Romania’s new wave director Radu Muntean returns with a cast of characters who can’t see the woods for the trees


Source: Voodoo Films


Dir. Radu Muntean. Romania. 2021. 104 mins.

Romanian cinema takes a trip into the dark woods in Intregalde by Radu Muntean, a mainstay of the country’s New Wave. Following titles like Tuesday After Christmas (2010) and Alice T. (2018), Muntean comes to Directors’ Fortnight with a road movie – or rather, a muddy-track movie – that teases us with the possibility that it may become a survival drama or a Blair Witch-style chiller. Instead, Muntean leads us into a playfully caustic realm of social satire, as his characters find themselves in unknown territory without either GPS or a clear moral compass. This vivid variation on the New Wave’s founding aesthetic of character-based realism should have modest commercial prospects but will be rock solid at festivals.

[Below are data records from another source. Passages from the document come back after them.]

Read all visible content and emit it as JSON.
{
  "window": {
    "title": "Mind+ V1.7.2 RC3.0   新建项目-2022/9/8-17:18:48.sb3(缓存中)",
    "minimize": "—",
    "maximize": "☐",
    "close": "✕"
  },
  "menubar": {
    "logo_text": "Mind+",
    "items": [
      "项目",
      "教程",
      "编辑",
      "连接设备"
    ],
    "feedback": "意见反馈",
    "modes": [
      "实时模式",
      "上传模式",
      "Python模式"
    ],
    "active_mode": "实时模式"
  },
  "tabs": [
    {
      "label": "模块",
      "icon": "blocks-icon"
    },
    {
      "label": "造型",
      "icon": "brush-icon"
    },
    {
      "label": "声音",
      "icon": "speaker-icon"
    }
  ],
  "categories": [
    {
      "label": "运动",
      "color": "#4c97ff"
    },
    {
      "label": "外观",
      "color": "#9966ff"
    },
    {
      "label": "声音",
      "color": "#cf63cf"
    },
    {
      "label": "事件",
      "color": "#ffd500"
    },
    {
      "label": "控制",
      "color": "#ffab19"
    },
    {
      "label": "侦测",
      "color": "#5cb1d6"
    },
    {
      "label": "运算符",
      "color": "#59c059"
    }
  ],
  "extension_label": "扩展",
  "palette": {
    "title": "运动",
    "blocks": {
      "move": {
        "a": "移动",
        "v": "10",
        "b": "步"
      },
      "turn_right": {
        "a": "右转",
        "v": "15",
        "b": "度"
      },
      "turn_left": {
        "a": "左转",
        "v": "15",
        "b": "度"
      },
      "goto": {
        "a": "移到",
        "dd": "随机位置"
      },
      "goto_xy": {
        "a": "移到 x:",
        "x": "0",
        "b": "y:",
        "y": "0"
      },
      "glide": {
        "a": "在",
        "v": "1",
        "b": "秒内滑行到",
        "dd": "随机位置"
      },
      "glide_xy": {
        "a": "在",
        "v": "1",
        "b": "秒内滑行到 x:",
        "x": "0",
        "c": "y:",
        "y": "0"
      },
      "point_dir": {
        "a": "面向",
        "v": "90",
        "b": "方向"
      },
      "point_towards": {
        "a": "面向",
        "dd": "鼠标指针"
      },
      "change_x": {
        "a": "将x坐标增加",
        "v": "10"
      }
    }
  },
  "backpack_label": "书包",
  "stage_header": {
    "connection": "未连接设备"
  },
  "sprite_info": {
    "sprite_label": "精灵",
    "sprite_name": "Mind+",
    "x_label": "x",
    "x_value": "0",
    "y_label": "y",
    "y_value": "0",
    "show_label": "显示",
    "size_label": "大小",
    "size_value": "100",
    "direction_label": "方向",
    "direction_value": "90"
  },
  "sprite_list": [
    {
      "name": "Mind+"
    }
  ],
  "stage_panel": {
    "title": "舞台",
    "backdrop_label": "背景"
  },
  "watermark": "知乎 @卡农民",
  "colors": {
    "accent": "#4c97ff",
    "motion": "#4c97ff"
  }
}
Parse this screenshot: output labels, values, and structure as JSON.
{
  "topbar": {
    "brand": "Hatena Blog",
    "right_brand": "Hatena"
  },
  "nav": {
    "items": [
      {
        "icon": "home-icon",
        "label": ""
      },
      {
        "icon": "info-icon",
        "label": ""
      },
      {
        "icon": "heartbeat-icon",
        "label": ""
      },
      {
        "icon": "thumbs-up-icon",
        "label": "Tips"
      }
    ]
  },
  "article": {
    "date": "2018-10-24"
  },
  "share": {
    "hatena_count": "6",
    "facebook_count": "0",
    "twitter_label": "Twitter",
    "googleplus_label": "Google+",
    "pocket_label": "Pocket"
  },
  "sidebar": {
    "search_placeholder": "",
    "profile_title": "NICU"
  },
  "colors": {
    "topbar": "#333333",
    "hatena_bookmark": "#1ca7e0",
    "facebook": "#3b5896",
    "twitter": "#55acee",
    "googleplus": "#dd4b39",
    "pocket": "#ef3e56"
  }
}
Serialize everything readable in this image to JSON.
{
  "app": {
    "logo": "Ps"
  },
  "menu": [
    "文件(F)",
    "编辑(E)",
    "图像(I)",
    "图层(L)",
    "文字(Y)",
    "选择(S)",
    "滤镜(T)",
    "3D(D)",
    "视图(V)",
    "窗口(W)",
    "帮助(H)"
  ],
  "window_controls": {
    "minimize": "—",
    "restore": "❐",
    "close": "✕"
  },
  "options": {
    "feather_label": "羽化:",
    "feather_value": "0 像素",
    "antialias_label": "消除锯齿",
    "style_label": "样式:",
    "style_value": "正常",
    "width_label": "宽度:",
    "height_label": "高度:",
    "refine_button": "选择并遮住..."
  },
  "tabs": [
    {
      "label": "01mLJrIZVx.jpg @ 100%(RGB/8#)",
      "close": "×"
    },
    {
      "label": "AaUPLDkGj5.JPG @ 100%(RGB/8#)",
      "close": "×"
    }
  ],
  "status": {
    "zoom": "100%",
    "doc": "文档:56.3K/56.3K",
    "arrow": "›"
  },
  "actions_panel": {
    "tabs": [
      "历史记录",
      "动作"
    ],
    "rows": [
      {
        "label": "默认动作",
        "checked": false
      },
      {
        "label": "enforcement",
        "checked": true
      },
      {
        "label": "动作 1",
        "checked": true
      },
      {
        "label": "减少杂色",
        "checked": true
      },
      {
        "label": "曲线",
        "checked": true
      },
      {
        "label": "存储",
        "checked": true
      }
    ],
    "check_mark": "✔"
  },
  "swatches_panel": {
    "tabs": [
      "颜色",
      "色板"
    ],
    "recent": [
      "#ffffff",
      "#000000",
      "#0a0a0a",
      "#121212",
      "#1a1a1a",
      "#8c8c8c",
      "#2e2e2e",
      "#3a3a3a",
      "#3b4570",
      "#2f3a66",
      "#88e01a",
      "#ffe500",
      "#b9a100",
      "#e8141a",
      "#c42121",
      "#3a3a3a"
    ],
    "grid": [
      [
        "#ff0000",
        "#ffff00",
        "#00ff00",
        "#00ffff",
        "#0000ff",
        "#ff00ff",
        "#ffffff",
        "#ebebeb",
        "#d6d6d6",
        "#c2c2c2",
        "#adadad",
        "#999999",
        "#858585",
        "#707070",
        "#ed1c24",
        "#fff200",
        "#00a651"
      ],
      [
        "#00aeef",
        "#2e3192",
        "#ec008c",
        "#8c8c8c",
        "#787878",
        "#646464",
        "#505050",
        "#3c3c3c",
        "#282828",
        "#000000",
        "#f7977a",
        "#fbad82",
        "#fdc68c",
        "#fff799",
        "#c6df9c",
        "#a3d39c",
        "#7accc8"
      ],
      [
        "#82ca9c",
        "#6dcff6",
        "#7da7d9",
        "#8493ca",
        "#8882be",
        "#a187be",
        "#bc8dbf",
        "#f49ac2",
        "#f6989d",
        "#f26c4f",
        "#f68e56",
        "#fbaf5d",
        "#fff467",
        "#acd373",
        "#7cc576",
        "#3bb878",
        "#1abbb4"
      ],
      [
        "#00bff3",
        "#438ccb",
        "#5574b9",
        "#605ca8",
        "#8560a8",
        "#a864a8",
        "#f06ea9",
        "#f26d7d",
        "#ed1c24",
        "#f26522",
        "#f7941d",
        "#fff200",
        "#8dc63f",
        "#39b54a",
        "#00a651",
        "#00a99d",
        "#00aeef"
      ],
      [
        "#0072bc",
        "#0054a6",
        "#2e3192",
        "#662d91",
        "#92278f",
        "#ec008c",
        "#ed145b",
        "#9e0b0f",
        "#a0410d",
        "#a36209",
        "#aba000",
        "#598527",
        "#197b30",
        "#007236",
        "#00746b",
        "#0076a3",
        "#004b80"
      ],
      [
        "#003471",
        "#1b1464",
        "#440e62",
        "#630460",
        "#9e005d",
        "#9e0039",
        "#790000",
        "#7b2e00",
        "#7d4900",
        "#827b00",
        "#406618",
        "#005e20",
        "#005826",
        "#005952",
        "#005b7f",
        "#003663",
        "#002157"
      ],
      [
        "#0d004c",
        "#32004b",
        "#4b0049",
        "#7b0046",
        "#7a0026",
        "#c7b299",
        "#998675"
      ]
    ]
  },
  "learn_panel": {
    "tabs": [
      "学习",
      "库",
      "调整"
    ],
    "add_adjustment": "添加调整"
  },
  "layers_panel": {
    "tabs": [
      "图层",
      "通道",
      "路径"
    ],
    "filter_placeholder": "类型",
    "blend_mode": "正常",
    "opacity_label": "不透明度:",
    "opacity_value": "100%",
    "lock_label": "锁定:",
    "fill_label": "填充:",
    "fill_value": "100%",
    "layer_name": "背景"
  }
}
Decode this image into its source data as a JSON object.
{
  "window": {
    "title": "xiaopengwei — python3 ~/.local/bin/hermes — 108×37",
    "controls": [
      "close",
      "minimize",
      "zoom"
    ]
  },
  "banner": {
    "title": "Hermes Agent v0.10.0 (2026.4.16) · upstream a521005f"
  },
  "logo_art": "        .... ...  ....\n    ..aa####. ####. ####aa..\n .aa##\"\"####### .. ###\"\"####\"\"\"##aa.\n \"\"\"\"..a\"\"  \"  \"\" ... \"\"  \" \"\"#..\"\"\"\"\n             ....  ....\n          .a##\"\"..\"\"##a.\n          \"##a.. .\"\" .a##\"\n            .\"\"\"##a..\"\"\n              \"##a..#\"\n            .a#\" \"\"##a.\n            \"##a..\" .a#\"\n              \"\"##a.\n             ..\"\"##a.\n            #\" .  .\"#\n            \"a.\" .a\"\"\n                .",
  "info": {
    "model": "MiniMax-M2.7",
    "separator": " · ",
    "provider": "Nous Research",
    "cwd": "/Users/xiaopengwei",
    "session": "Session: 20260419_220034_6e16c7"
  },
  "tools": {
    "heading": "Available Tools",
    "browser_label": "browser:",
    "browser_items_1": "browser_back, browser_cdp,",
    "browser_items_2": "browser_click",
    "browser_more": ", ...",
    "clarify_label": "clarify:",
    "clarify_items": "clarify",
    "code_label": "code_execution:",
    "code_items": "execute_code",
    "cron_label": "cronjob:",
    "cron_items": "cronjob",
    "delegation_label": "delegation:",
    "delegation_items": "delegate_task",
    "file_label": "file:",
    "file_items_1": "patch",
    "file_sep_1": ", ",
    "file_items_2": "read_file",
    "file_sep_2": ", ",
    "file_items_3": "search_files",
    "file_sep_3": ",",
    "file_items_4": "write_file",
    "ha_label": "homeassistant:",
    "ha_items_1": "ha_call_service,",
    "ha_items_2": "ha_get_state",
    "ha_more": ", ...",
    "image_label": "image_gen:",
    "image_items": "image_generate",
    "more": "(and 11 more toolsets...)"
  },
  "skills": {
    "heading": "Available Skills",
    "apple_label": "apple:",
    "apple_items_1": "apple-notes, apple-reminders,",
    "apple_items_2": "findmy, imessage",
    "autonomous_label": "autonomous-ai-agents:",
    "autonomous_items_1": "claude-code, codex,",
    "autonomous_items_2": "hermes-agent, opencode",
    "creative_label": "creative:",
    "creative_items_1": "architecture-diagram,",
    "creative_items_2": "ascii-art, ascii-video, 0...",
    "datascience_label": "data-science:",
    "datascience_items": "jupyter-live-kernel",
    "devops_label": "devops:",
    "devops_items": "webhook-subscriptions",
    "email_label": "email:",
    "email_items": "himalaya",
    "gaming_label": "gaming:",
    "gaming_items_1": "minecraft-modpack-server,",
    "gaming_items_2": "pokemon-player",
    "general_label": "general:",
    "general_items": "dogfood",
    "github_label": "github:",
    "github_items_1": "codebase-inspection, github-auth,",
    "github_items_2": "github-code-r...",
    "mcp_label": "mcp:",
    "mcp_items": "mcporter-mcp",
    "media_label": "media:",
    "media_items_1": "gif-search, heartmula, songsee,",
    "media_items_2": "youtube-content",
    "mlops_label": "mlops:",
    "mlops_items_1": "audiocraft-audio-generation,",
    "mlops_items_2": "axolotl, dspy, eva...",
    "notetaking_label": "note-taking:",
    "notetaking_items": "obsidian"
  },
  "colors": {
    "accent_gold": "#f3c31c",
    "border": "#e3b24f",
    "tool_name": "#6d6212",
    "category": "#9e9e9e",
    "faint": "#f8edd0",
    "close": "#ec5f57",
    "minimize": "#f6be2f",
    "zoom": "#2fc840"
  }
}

An understated but piquant debate on social responsibility

While some of the nation’s film-makers have recently struck out in wildly divergent, experimental directions, Integalde shows that there is still new energy to be mined from the familiar mode of Romanian realism – although, far from being narratively conventional, Intregalde repeatedly pulls the rug from under viewers’ feet. It focuses on a group of urban professionals who head out annually in SUVs as volunteer workers, bringing aid supplies to rural areas. The film begins with them loading up at a warehouse, before they hit the road in various formations, one group striking up a discussion about the ethics of giving a young village girl the present of an electronic tablet – the problem being, one woman argues, that such largesse can create unrealistic expectations.

One woman, Maria (Maria Popistasu, a Muntean regular) decides not to ride with couple Cristina and Radu (the latter played by the director) and instead joins Ilinca (Ilona Brezoianu) and Dan (Alex Bogdan) in Dan’s car, which Ilinca has agreed to buy from him – much of the humour ahead lying in Dan’s sensitivity about the state of his vehicle, fated to get more than a few scratches.

Heading for a village named Intregalde, somewhere in the thickly forested hills, the travellers alternate spiky badinage with chatter about their private lives – sharply acted by the lead trio, with a vivid improvisational feel. Then they see an old man walking determinedly towards who knows where; hearing his confused story about a nearby sawmill, they give him a lift. The old man, Kente - fragile, bony, seemingly as ancient the surrounding terrain around them – chatters away in a foghorn voice. A star act from the moment he appears, Luca Sabin - an unknown among the professional leads - appears to be very much the real thing.

After they drop him off, the car gets stuck on a muddy road. After side trips for for help, the trio remain stranded at dead of night, with the temperature dropping fast. But it turns out that Kente is in even more pressing need of help, and Maria insists that she and her companions must help him out - which they do at some peril, and some comic inconvenience.

By the time Kente and his living conditions have become the centre of the film, Intregalde has turned into an understated but piquant debate on social responsibility – on questions about the need for intervention to help others, but also about the way that such action can sometimes serve primarily to reassure benefactors of their own moral virtue.

At a time when documentary makers are increasingly concerned with questions of ethics, the film’s quasi-documentary visual style – the DoP is Tudor Vladimir Panduru, whose credits include Cristian Mungiu’s Graduation – heightens this dimension of debate. Indeed, Maria and her companions can be regarded as surrogates for the very crew that’s shooting this movie, with the idea of film-makers exploring secluded rural cultures taking on a highly charged ironic dimension. That’s especially evident since, as a witty script suggests, the party see the world primarily through their own media-inflected perspective – dubbing Kente ‘Forrest Gump’ and comparing a village woman with a heavily bandaged arm to comic character Hellboy.

While some striking rural scenery near the start recalls the landscapes of Iranian films like Kiarostami’s ‘Koker Trilogy’, an increasingly claustrophobic style sees the forest closing in on the characters, who end up huddled in the car as if in a cave – or exploring the forest at night, one remarkable shot showing them as distant figures scaling a hillside, lit only by their electric torches. While Muntean sharply evokes the urgency of their plight, dramatic peril isn’t what Intregalde is really about. A coda focusing on Kente shows us something about the life of this man and his community that, we come to realise, Muntean’s urban travellers might not have time or mindset to really discover – very much a case of not seeing the wood for the trees.

Production companies: Multimedia Est, East Company Productions

International sales: Voodoo Films,

Producer: Dragos Vilcu

Screenplay: Radu Muntean, Razvan Radulescu, Alexandru Baciu

Cinematography: Tudor Vladimir Panduru

Editor: Andu Rudu

Production design: Anca Lazar

Main cast: Maria Popistasu, Ilona Brezoianu, Alex Bogdan, Luca Sabin